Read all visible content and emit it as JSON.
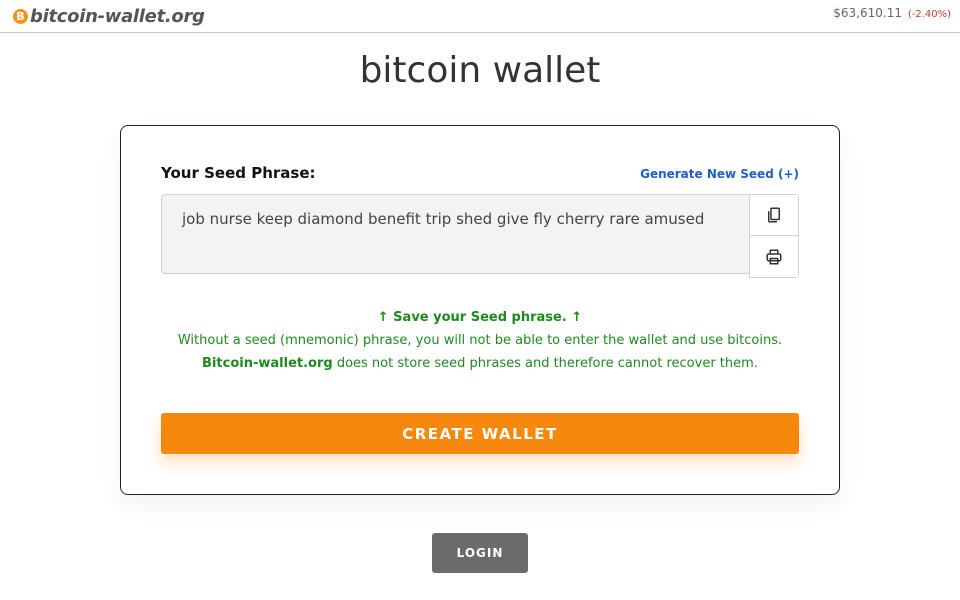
{
  "header": {
    "logo_coin": "B",
    "logo_text": "bitcoin-wallet.org",
    "price": "$63,610.11",
    "change": "(-2.40%)"
  },
  "main": {
    "title": "bitcoin wallet"
  },
  "card": {
    "seed_label": "Your Seed Phrase:",
    "generate_link": "Generate New Seed (+)",
    "seed_phrase": "job nurse keep diamond benefit trip shed give fly cherry rare amused",
    "copy_icon": "copy-icon",
    "print_icon": "printer-icon",
    "notice_title": "↑ Save your Seed phrase. ↑",
    "notice_line1": "Without a seed (mnemonic) phrase, you will not be able to enter the wallet and use bitcoins.",
    "notice_brand": "Bitcoin-wallet.org",
    "notice_line2": " does not store seed phrases and therefore cannot recover them.",
    "create_button": "CREATE WALLET"
  },
  "footer": {
    "login_button": "LOGIN"
  },
  "colors": {
    "accent_orange": "#f7880e",
    "link_blue": "#1f5fbf",
    "notice_green": "#1e8a1e",
    "login_gray": "#6b6b6b"
  }
}
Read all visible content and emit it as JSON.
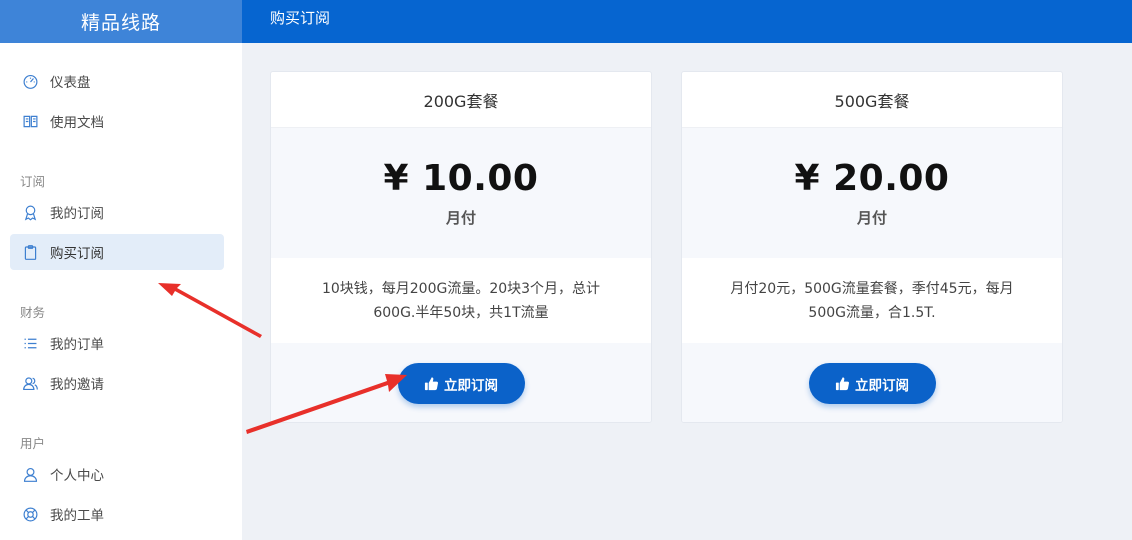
{
  "header": {
    "brand": "精品线路",
    "page_title": "购买订阅"
  },
  "sidebar": {
    "items_top": [
      {
        "label": "仪表盘",
        "icon": "dashboard-icon"
      },
      {
        "label": "使用文档",
        "icon": "book-icon"
      }
    ],
    "sections": [
      {
        "label": "订阅",
        "items": [
          {
            "label": "我的订阅",
            "icon": "badge-icon"
          },
          {
            "label": "购买订阅",
            "icon": "clipboard-icon",
            "active": true
          }
        ]
      },
      {
        "label": "财务",
        "items": [
          {
            "label": "我的订单",
            "icon": "list-icon"
          },
          {
            "label": "我的邀请",
            "icon": "users-icon"
          }
        ]
      },
      {
        "label": "用户",
        "items": [
          {
            "label": "个人中心",
            "icon": "user-icon"
          },
          {
            "label": "我的工单",
            "icon": "lifebuoy-icon"
          }
        ]
      }
    ]
  },
  "plans": [
    {
      "name": "200G套餐",
      "price": "¥ 10.00",
      "period": "月付",
      "description": "10块钱，每月200G流量。20块3个月，总计600G.半年50块，共1T流量",
      "button": "立即订阅"
    },
    {
      "name": "500G套餐",
      "price": "¥ 20.00",
      "period": "月付",
      "description": "月付20元，500G流量套餐，季付45元，每月500G流量，合1.5T.",
      "button": "立即订阅"
    }
  ],
  "colors": {
    "primary": "#0665d0",
    "brand_bg": "#3e84d8",
    "annotation_arrow": "#e8302a"
  }
}
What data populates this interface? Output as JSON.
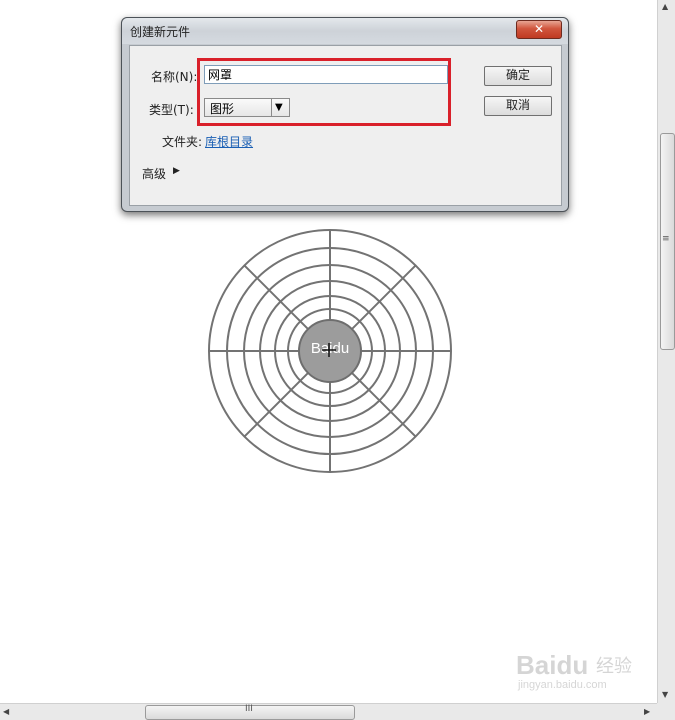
{
  "dialog": {
    "title": "创建新元件",
    "close_glyph": "✕",
    "name_label": "名称(N):",
    "name_value": "网罩",
    "type_label": "类型(T):",
    "type_value": "图形",
    "type_arrow": "▼",
    "folder_label": "文件夹:",
    "folder_link": "库根目录",
    "advanced_label": "高级",
    "advanced_arrow": "▶",
    "ok_label": "确定",
    "cancel_label": "取消",
    "highlight_color": "#d9202a"
  },
  "canvas": {
    "center_label": "Baidu",
    "line_color": "#737373",
    "hub_color": "#9c9c9c"
  },
  "scrollbars": {
    "grip_vertical": "≡",
    "grip_horizontal": "III",
    "up": "▲",
    "down": "▼",
    "left": "◀",
    "right": "▶"
  },
  "watermark": {
    "brand": "Baidu",
    "product": "经验",
    "url": "jingyan.baidu.com"
  }
}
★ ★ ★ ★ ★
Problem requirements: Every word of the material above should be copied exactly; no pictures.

Response area:
Read all visible content and emit it as JSON.
{
  "header": {
    "logo_coin": "B",
    "logo_text": "bitcoin-wallet.org",
    "price": "$63,610.11",
    "change": "(-2.40%)"
  },
  "main": {
    "title": "bitcoin wallet"
  },
  "card": {
    "seed_label": "Your Seed Phrase:",
    "generate_link": "Generate New Seed (+)",
    "seed_phrase": "job nurse keep diamond benefit trip shed give fly cherry rare amused",
    "copy_icon": "copy-icon",
    "print_icon": "printer-icon",
    "notice_title": "↑ Save your Seed phrase. ↑",
    "notice_line1": "Without a seed (mnemonic) phrase, you will not be able to enter the wallet and use bitcoins.",
    "notice_brand": "Bitcoin-wallet.org",
    "notice_line2": " does not store seed phrases and therefore cannot recover them.",
    "create_button": "CREATE WALLET"
  },
  "footer": {
    "login_button": "LOGIN"
  },
  "colors": {
    "accent_orange": "#f7880e",
    "link_blue": "#1f5fbf",
    "notice_green": "#1e8a1e",
    "login_gray": "#6b6b6b"
  }
}
Read all visible content and emit it as JSON.
{
  "header": {
    "brand": "精品线路",
    "page_title": "购买订阅"
  },
  "sidebar": {
    "items_top": [
      {
        "label": "仪表盘",
        "icon": "dashboard-icon"
      },
      {
        "label": "使用文档",
        "icon": "book-icon"
      }
    ],
    "sections": [
      {
        "label": "订阅",
        "items": [
          {
            "label": "我的订阅",
            "icon": "badge-icon"
          },
          {
            "label": "购买订阅",
            "icon": "clipboard-icon",
            "active": true
          }
        ]
      },
      {
        "label": "财务",
        "items": [
          {
            "label": "我的订单",
            "icon": "list-icon"
          },
          {
            "label": "我的邀请",
            "icon": "users-icon"
          }
        ]
      },
      {
        "label": "用户",
        "items": [
          {
            "label": "个人中心",
            "icon": "user-icon"
          },
          {
            "label": "我的工单",
            "icon": "lifebuoy-icon"
          }
        ]
      }
    ]
  },
  "plans": [
    {
      "name": "200G套餐",
      "price": "¥ 10.00",
      "period": "月付",
      "description": "10块钱，每月200G流量。20块3个月，总计600G.半年50块，共1T流量",
      "button": "立即订阅"
    },
    {
      "name": "500G套餐",
      "price": "¥ 20.00",
      "period": "月付",
      "description": "月付20元，500G流量套餐，季付45元，每月500G流量，合1.5T.",
      "button": "立即订阅"
    }
  ],
  "colors": {
    "primary": "#0665d0",
    "brand_bg": "#3e84d8",
    "annotation_arrow": "#e8302a"
  }
}
What data populates this interface? Output as JSON.
{
  "dialog": {
    "title": "创建新元件",
    "close_glyph": "✕",
    "name_label": "名称(N):",
    "name_value": "网罩",
    "type_label": "类型(T):",
    "type_value": "图形",
    "type_arrow": "▼",
    "folder_label": "文件夹:",
    "folder_link": "库根目录",
    "advanced_label": "高级",
    "advanced_arrow": "▶",
    "ok_label": "确定",
    "cancel_label": "取消",
    "highlight_color": "#d9202a"
  },
  "canvas": {
    "center_label": "Baidu",
    "line_color": "#737373",
    "hub_color": "#9c9c9c"
  },
  "scrollbars": {
    "grip_vertical": "≡",
    "grip_horizontal": "III",
    "up": "▲",
    "down": "▼",
    "left": "◀",
    "right": "▶"
  },
  "watermark": {
    "brand": "Baidu",
    "product": "经验",
    "url": "jingyan.baidu.com"
  }
}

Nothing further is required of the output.